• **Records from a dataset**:
[Start of section]

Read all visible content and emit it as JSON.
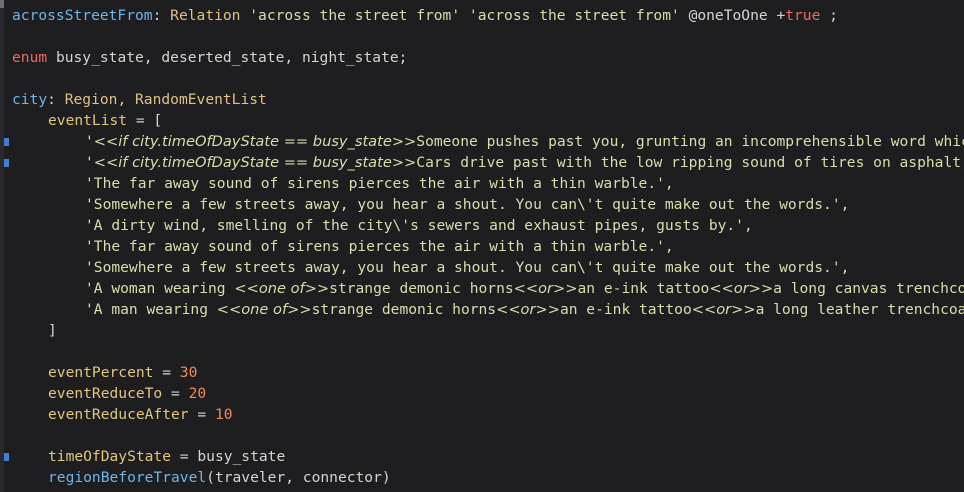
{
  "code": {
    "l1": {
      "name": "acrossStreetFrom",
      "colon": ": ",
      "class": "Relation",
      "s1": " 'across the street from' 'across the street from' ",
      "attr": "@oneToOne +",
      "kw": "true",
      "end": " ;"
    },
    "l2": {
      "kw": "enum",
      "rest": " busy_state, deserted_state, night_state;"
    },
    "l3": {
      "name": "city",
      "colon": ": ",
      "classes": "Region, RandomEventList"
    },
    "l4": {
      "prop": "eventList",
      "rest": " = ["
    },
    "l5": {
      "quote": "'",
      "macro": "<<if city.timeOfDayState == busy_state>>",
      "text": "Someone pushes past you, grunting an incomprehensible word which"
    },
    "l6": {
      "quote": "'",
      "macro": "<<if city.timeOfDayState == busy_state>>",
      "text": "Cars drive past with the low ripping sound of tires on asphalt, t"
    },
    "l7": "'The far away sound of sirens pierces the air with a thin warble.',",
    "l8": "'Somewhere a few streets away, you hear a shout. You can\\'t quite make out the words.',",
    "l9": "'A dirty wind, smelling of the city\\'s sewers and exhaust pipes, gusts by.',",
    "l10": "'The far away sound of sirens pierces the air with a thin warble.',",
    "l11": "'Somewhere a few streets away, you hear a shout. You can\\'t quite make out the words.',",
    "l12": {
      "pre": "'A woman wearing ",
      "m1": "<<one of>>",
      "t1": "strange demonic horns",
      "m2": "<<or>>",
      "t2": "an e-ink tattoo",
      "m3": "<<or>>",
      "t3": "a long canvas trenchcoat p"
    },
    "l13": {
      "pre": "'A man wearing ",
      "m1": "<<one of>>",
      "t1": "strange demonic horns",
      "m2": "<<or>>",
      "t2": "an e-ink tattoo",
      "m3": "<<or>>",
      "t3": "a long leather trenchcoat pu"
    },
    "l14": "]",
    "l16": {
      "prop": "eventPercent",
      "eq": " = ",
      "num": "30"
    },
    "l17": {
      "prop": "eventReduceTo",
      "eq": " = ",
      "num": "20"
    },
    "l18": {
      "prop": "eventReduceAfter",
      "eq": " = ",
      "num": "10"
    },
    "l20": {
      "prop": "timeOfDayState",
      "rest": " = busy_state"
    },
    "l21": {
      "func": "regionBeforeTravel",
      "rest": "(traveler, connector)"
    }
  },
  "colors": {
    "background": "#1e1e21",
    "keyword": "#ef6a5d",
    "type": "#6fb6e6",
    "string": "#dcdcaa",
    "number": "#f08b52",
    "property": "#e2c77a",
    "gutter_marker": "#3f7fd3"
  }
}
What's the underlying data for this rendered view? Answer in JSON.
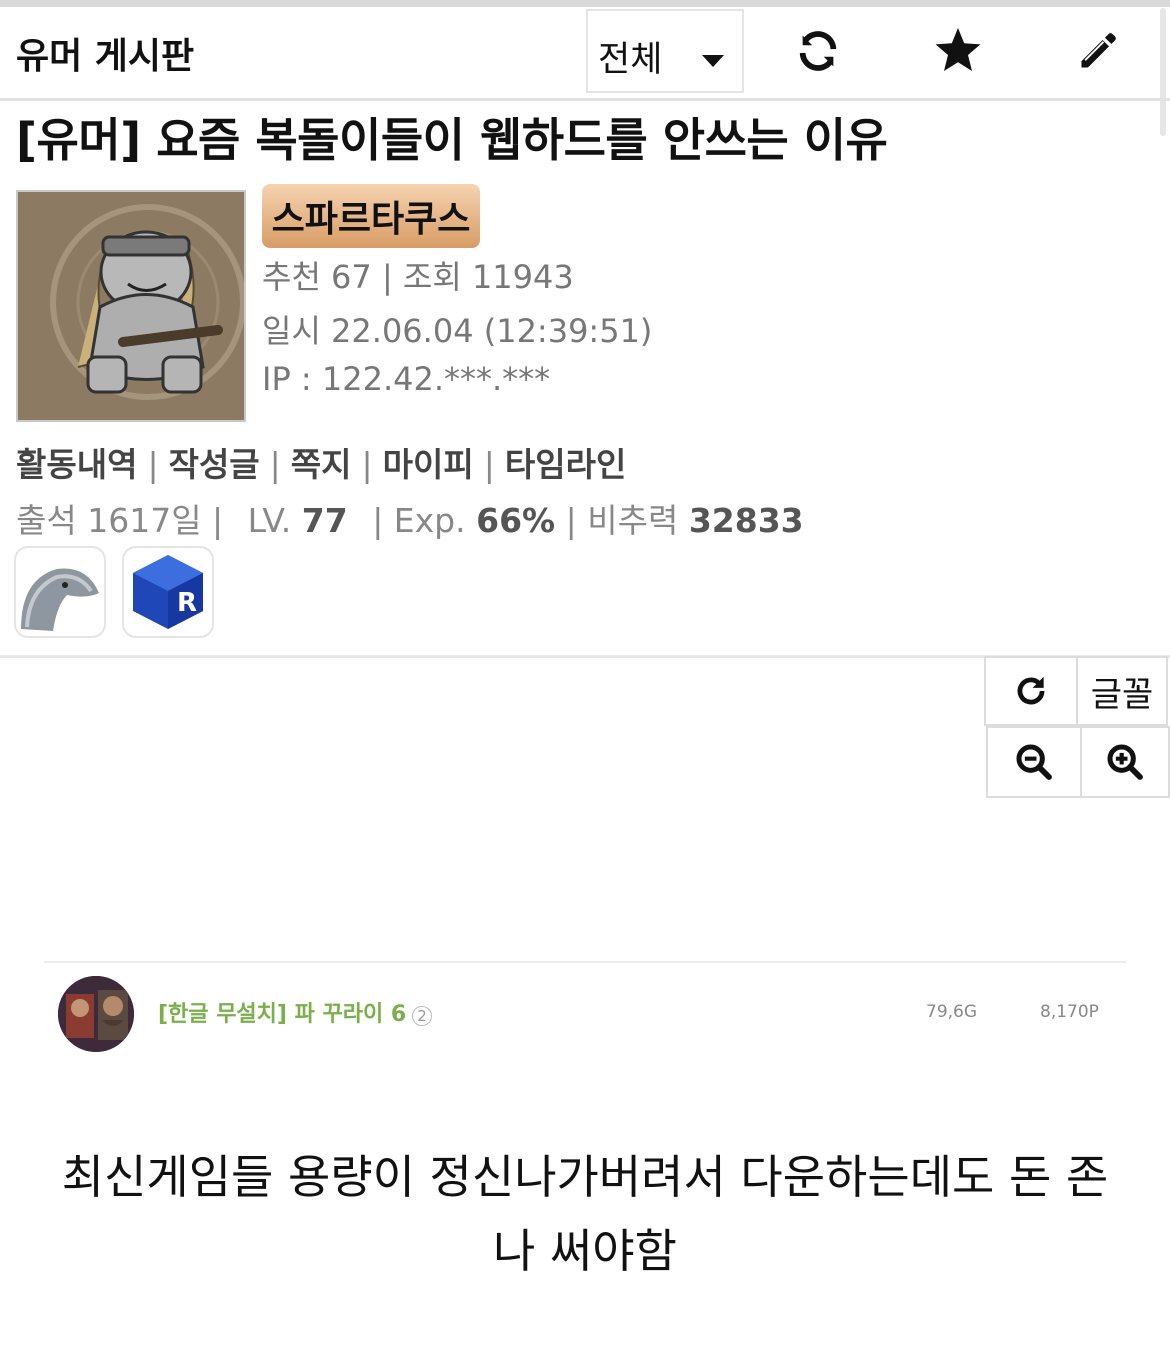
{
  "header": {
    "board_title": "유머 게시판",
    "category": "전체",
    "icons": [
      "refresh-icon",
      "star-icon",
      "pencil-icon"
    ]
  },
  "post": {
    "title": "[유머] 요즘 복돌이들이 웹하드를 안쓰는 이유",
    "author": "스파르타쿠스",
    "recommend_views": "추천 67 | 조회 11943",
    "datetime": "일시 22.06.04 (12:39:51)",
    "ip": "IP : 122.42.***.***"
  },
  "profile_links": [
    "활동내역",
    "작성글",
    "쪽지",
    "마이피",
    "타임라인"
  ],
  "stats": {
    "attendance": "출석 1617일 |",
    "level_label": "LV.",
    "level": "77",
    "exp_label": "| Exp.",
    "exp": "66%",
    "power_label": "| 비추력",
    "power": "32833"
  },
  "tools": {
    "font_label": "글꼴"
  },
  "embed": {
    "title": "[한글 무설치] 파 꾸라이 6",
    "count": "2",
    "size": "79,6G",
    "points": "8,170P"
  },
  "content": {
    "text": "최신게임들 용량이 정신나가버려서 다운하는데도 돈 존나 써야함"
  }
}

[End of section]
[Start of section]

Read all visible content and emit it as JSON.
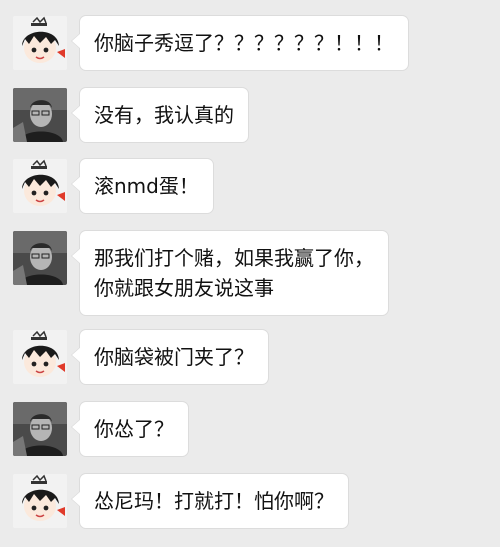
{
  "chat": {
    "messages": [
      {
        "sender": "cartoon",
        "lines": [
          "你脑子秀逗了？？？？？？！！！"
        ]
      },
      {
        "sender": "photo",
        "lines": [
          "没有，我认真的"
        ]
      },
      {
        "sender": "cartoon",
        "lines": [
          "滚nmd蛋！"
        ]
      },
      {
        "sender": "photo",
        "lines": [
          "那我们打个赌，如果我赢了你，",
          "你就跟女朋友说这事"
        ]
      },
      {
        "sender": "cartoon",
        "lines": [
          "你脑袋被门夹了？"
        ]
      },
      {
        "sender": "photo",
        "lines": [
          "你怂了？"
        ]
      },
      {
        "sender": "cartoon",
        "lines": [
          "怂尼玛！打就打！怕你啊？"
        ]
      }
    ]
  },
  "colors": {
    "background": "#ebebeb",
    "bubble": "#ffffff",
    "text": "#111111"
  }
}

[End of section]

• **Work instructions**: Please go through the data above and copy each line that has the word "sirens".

• **Worked solution**:
    "l7": "'The far away sound of sirens pierces the air with a thin warble.',",
    "l10": "'The far away sound of sirens pierces the air with a thin warble.',",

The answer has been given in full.